*** Available data
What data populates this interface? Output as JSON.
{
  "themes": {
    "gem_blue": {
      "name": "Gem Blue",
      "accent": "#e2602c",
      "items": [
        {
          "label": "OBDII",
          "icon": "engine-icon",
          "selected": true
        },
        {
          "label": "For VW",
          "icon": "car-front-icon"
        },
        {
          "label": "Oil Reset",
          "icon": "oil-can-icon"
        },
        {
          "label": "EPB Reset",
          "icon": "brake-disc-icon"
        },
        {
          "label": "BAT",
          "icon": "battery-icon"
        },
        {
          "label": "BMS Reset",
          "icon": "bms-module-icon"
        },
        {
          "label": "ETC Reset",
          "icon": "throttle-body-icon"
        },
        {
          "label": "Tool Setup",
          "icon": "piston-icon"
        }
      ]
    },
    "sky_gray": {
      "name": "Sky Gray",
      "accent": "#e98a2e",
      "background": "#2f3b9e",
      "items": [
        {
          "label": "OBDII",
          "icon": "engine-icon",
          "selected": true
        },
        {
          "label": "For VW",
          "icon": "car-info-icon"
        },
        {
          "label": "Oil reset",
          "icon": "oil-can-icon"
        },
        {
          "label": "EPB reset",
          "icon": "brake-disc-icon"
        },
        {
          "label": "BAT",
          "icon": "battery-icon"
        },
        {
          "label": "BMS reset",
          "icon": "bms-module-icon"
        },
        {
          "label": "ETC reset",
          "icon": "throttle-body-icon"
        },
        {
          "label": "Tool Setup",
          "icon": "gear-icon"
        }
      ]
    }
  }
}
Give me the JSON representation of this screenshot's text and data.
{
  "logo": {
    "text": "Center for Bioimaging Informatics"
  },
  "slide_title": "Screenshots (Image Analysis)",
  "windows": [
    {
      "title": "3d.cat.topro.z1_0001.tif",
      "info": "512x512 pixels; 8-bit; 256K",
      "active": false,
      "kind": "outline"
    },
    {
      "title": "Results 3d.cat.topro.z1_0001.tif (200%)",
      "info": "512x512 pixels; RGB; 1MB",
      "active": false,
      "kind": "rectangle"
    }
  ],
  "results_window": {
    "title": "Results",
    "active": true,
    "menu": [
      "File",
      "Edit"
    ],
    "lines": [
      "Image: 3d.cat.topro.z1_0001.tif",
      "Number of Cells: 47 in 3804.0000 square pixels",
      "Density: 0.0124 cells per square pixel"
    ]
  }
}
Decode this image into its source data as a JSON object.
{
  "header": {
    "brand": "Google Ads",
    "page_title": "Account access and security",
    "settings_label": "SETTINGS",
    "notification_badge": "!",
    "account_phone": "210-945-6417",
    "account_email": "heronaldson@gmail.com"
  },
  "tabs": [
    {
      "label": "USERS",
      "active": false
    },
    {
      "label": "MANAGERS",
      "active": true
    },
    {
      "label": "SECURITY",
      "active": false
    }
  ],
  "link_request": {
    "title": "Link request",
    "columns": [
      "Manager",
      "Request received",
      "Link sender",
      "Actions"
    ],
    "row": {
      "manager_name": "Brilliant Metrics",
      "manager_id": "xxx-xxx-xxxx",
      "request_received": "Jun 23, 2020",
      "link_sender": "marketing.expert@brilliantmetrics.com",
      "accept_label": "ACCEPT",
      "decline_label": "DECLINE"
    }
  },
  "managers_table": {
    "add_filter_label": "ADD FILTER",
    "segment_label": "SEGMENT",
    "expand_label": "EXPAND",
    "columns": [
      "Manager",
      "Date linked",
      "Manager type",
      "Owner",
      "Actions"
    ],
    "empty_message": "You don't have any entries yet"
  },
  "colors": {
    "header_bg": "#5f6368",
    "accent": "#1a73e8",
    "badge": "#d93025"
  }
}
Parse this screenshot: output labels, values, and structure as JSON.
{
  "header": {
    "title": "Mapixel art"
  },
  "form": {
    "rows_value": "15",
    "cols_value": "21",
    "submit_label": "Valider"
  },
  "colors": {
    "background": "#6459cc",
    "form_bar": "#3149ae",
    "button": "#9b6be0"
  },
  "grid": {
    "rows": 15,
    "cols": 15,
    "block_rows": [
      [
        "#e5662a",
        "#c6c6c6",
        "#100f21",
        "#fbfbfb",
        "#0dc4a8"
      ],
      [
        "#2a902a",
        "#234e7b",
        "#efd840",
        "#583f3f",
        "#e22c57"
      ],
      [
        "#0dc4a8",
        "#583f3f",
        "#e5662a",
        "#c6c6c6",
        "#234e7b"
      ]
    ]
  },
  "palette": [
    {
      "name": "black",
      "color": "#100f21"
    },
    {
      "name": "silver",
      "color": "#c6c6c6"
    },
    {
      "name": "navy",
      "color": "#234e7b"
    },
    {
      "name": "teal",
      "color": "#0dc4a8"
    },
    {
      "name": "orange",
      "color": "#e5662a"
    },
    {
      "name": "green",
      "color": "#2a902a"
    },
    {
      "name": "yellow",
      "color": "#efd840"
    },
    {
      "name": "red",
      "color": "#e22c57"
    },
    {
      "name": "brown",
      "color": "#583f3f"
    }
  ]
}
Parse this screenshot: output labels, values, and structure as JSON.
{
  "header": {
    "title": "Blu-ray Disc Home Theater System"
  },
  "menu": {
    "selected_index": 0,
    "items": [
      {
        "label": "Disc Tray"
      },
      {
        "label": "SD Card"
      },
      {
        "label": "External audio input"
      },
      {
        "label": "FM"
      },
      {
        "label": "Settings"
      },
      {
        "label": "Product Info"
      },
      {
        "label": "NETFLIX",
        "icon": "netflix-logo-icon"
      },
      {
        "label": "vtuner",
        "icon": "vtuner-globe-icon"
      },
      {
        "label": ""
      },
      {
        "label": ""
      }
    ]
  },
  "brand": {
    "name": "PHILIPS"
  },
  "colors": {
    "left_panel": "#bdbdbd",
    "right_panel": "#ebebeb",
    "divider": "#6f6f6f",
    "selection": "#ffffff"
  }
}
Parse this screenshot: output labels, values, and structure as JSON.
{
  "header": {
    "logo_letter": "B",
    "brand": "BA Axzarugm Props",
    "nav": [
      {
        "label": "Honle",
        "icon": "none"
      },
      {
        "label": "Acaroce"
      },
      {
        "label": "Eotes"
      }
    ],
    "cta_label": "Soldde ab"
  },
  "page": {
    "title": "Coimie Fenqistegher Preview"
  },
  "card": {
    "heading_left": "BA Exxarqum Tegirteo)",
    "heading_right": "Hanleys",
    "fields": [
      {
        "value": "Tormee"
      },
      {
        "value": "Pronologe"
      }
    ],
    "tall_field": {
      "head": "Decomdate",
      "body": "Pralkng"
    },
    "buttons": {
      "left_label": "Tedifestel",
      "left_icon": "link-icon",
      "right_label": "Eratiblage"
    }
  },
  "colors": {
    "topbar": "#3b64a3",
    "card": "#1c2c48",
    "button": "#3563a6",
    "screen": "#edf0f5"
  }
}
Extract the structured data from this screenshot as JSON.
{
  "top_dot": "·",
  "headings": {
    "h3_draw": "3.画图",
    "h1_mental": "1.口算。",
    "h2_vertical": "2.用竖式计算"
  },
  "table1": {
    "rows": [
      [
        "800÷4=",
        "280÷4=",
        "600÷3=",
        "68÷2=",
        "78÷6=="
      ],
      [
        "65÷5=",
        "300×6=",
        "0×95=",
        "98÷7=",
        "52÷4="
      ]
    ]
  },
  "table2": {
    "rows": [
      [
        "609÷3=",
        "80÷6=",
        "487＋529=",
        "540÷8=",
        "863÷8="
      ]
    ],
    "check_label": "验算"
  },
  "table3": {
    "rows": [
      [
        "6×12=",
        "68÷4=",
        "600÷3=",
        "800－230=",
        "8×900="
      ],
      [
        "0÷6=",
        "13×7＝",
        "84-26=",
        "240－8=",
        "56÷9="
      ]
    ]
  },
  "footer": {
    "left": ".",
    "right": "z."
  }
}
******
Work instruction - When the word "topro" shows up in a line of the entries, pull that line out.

Result of the task -
      "title": "3d.cat.topro.z1_0001.tif",
      "title": "Results 3d.cat.topro.z1_0001.tif (200%)",
      "Image: 3d.cat.topro.z1_0001.tif",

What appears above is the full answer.